Alpha radiation is used as an energy source to power heart pacemakers. Plutonium-238 is used as the fuel source for such batteries; with a half-life of 88 years, this source of power provides a long lifespan for pacemakers. However, due to their toxicity, difficulties with patients in traveling, and problems with disposal, they are no longer used.
Remote Sensing Stations
The Unites States Air Force uses alpha radiation to power remote sensing stations in Alaska. Strontium-90 is typically used as the fuel source. These alpha-powered systems enable unmanned operations for long periods of time without the need for servicing. Local opposition to the use of radiation is prompting the air force to replace many of these devices with alternative power sources, such as diesel-solar hybrid generators.
Alpha radiation is used to provide heating for spacecraft. Unlike radioisotope thermoelectric generators that convert heat to electricity, radioisotope thermal generators make direct use of the heat generated by alpha decay.
Coast Guard Buoys
The U.S. Coast Guard uses alpha radiation to power some of their oceanic buoys. Like in many of the other applications, the alpha radiation provides a power source with a long lifespan. Strontium-90 is the typical power source for these buoys.
Oil Well Equipment
The oil industry uses alpha radiation to power some of their offshore equipment. This provides a long-lasting power source for remotely located devices that have limited access to crews. Strontium-90 is the typical fuel source for such batteries.

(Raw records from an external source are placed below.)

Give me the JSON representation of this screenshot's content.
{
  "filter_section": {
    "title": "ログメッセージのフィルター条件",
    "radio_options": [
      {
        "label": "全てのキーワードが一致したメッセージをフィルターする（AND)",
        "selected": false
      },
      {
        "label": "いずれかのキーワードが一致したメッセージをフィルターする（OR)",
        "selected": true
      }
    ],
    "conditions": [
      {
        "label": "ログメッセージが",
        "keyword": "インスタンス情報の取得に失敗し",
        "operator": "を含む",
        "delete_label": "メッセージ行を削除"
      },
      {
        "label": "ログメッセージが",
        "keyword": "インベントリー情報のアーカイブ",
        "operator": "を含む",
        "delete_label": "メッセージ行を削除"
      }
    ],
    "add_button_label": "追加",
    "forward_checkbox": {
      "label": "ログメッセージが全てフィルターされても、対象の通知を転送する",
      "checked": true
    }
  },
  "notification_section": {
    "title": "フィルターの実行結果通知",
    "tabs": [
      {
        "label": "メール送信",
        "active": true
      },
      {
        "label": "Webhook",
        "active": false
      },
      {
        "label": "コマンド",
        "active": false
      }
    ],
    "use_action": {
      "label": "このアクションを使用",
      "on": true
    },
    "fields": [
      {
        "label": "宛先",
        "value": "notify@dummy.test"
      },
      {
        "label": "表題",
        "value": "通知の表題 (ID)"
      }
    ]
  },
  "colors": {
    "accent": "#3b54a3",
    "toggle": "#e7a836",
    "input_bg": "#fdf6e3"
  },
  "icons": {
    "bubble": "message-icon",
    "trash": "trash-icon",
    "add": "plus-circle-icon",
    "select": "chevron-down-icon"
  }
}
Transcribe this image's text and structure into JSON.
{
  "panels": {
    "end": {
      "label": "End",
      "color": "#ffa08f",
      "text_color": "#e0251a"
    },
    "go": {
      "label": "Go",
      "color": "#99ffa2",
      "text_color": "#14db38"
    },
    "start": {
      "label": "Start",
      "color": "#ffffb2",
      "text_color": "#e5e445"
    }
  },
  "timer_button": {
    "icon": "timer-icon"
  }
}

Seismic and Oceanographic Devices
Alpha radiation is also used to power a wide array of seismic and other oceanographic devices. These unmanned devices are often located in isolated locations, such as on the ocean floor, which limits the practicality of short-term batteries. Strontium-90 is the most common material used in these alpha decay batteries.
- US Environmental Protection Agency: Radiation Basics
- Peninsula Clarion
- American Institute of Aeornautics and Astronautics, Inc.; Space Nuclear Power: Opening the Final Frontier; Gary L. Bennett
- US Congress, Office of Technology Assessment; Power Sources for Remote Arctic Applications; June 1994
- Indian Pacing Electrophysiol Journal; Trends in Cardiac Pacemaker Batteries; Venkateswara Sarma Mallela, et al.; 2004
- Oak Ridge Associated Universities: Plutonium Powered Pacemaker
About the Author
Doug Bennett has been researching and writing nonfiction works for more than 20 years. His books have been distributed worldwide and his articles have been featured in numerous websites, newspapers and regional publications. Bennett's background includes experience in law enforcement, the military, sound reinforcement and vehicle repair/maintenance.